> **Exercise details**
Your answer should consist of every line in the records that holds "icon".

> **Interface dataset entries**

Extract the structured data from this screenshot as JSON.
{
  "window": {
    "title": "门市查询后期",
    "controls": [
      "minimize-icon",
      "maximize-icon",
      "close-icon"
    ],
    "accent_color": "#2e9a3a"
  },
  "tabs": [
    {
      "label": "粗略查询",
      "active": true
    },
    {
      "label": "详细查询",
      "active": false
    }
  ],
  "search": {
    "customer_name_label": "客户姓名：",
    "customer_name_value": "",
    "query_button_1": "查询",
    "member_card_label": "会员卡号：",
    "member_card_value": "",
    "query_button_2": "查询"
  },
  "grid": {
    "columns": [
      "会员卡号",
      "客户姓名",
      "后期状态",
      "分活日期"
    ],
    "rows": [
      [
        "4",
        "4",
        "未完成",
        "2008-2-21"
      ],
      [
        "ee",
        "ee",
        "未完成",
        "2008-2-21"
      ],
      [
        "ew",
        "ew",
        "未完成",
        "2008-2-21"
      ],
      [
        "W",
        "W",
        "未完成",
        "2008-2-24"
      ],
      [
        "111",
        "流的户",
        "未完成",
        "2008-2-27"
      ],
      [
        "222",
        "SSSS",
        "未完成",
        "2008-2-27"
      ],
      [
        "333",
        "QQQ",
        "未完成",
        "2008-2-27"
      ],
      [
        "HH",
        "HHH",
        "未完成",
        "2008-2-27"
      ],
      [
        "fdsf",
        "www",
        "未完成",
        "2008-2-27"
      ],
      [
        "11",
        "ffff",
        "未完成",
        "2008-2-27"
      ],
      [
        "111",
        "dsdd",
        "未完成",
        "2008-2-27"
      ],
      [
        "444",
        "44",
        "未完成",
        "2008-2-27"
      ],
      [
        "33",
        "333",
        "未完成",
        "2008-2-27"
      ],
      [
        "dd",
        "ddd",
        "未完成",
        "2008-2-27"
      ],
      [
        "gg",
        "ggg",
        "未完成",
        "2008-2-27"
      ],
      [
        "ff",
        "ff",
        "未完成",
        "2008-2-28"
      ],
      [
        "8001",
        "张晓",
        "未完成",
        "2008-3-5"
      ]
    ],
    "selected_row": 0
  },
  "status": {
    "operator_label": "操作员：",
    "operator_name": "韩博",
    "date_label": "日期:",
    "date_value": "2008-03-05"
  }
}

> **Result of the task**
      "minimize-icon",
      "maximize-icon",
      "close-icon"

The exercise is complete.